SUPPLIED MATERIAL:
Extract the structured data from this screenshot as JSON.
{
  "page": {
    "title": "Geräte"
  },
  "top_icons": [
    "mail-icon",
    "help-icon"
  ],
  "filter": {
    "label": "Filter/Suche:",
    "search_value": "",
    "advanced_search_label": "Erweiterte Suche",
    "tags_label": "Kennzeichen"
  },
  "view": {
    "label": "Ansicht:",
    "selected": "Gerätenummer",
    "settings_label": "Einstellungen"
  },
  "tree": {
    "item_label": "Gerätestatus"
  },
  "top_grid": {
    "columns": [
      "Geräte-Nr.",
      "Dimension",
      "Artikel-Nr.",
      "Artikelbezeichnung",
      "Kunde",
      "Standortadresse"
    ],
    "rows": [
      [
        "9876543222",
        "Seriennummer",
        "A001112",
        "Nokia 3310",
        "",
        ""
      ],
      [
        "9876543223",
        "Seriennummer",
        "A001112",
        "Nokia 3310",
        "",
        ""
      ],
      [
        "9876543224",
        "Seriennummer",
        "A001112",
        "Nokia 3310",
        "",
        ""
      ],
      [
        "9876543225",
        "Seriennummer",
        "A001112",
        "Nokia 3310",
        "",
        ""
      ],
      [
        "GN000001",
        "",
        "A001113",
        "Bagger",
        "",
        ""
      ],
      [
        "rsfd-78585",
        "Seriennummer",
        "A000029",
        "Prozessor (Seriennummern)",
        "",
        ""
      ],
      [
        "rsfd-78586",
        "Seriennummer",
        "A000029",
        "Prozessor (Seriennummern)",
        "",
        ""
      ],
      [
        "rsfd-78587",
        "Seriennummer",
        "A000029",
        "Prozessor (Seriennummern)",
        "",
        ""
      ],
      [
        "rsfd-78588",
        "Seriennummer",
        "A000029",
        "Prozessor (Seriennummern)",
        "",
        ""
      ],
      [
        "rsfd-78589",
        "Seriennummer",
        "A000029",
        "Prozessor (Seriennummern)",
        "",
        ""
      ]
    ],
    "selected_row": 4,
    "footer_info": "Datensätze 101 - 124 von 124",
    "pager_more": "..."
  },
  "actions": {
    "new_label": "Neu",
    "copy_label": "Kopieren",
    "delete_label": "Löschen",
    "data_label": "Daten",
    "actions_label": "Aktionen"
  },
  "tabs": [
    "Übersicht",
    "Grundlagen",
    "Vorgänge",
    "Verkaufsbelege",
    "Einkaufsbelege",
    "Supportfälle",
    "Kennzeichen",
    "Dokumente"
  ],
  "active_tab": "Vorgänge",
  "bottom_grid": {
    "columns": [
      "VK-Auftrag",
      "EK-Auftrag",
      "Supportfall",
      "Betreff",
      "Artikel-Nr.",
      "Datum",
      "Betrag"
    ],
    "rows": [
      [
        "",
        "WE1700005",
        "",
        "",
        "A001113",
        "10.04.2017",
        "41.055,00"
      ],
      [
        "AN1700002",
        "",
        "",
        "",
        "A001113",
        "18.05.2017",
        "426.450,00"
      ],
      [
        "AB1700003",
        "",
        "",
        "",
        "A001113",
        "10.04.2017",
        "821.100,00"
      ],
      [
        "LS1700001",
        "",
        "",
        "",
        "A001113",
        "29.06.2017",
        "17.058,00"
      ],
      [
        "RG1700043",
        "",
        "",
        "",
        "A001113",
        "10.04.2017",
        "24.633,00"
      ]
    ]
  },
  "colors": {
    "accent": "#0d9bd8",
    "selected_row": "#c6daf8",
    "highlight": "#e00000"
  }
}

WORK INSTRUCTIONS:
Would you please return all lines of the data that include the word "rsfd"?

EXERCISE RESPONSE:
        "rsfd-78585",
        "rsfd-78586",
        "rsfd-78587",
        "rsfd-78588",
        "rsfd-78589",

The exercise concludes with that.